## [AIM OF THE TASK]
Below are records; how many of their lines hold the string "serene"? Reply with nothing but the number.

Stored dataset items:

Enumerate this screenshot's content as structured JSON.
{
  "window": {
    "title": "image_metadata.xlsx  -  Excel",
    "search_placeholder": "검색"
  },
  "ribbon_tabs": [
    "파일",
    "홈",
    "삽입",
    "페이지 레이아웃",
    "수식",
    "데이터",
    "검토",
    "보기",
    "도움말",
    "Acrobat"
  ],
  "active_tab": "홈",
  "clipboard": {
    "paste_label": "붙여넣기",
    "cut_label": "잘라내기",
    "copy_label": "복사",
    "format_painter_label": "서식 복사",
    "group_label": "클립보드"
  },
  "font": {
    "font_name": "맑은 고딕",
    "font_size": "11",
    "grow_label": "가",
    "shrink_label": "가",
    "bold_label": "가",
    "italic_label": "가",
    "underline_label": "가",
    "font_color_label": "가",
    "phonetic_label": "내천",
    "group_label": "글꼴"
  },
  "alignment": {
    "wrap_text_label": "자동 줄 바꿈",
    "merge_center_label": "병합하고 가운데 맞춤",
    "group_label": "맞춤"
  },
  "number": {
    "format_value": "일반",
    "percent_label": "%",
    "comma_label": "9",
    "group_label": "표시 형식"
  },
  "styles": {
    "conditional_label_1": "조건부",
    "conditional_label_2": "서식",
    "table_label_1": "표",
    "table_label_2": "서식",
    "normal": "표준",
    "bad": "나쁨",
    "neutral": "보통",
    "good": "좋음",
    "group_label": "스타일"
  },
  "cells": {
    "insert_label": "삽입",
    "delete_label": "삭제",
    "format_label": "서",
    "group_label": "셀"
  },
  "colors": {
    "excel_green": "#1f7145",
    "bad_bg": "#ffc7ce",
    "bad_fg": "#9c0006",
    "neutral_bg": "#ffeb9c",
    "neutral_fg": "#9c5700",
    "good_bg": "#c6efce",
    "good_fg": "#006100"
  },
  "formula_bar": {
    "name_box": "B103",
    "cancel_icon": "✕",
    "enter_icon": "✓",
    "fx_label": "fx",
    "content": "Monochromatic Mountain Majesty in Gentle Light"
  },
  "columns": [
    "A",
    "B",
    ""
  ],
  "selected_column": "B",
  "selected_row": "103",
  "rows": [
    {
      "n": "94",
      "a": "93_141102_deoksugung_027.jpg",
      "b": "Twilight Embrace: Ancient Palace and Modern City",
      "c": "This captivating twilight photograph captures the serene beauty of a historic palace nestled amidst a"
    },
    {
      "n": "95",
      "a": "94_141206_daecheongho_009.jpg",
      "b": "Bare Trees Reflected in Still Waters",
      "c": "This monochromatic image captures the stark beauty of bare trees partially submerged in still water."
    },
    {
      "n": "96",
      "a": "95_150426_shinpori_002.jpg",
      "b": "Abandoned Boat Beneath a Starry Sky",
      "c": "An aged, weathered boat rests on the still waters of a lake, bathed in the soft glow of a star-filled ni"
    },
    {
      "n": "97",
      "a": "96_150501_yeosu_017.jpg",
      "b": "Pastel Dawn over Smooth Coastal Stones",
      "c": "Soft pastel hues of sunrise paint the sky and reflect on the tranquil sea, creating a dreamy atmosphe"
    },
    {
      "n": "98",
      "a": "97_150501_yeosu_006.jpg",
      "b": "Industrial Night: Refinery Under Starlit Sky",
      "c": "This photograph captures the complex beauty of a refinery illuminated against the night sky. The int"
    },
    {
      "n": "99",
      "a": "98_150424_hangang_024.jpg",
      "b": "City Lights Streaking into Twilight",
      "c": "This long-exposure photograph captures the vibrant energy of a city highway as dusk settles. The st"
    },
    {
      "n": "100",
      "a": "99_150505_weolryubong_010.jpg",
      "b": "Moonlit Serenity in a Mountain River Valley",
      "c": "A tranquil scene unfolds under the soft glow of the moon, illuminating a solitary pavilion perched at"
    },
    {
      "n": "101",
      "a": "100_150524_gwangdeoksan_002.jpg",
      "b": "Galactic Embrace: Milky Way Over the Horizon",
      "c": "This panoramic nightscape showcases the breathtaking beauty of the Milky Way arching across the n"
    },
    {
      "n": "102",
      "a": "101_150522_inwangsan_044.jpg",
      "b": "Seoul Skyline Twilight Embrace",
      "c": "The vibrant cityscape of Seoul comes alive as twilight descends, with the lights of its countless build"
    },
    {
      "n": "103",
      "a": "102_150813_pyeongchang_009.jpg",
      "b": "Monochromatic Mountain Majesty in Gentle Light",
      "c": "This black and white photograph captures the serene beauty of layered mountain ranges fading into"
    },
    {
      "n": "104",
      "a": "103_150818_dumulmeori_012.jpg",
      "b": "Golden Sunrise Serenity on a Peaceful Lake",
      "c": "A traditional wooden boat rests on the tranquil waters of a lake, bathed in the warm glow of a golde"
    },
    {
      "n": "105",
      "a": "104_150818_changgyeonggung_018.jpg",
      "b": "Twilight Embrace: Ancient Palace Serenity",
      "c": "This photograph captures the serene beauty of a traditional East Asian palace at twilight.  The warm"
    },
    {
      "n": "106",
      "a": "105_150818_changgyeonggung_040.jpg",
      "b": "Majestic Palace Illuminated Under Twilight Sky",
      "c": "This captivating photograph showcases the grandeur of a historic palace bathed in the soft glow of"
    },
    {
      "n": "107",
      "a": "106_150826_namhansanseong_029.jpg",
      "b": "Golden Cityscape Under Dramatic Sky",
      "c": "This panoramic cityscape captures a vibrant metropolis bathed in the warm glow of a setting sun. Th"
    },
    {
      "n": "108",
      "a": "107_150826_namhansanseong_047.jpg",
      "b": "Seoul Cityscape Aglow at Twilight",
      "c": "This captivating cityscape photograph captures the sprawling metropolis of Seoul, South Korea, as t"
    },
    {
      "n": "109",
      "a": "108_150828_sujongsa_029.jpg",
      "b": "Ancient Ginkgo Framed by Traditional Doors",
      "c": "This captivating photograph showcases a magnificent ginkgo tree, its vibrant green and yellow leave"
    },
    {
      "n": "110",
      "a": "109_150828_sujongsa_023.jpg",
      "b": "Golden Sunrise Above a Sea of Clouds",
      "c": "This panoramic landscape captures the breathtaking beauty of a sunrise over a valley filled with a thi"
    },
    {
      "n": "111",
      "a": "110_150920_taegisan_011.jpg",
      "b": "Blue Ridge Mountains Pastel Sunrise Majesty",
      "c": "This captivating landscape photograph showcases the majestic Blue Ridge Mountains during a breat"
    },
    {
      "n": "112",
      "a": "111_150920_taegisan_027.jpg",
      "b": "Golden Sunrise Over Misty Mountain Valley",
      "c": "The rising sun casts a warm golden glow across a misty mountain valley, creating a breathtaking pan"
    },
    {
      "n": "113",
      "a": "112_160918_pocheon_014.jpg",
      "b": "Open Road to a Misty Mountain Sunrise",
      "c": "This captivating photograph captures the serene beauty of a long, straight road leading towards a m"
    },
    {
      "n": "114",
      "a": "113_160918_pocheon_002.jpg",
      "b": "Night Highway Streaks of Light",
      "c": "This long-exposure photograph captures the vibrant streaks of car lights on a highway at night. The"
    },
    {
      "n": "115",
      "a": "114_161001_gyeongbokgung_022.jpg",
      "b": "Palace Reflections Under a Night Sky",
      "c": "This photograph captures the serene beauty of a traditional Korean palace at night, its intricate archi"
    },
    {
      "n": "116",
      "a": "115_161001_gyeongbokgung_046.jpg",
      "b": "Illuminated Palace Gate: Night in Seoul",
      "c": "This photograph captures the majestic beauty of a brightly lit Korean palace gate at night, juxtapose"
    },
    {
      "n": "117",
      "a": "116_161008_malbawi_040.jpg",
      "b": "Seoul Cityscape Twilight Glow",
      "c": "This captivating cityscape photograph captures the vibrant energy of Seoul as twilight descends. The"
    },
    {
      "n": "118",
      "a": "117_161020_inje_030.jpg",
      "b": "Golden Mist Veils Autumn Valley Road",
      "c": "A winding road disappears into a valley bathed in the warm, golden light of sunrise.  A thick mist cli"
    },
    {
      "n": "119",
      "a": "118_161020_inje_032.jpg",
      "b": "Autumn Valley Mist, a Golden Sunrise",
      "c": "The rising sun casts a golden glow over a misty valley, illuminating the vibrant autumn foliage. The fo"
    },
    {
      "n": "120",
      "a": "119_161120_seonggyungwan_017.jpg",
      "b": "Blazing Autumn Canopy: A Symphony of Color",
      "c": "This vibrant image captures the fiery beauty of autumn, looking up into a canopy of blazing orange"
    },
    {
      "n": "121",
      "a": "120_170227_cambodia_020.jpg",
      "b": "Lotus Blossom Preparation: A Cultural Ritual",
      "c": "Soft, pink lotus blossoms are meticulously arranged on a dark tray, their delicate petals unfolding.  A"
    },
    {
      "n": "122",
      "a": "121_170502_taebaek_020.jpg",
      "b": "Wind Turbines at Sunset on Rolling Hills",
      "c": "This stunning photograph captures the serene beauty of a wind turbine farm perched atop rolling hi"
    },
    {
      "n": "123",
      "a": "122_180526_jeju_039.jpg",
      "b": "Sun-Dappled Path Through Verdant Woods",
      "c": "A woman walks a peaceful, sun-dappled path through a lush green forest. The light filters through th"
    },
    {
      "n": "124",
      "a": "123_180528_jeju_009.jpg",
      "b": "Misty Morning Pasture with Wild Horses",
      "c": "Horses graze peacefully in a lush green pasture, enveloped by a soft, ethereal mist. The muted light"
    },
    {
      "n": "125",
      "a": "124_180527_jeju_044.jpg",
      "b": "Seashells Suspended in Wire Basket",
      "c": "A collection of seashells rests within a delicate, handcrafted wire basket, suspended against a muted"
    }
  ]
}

## [RESULT BELOW]
6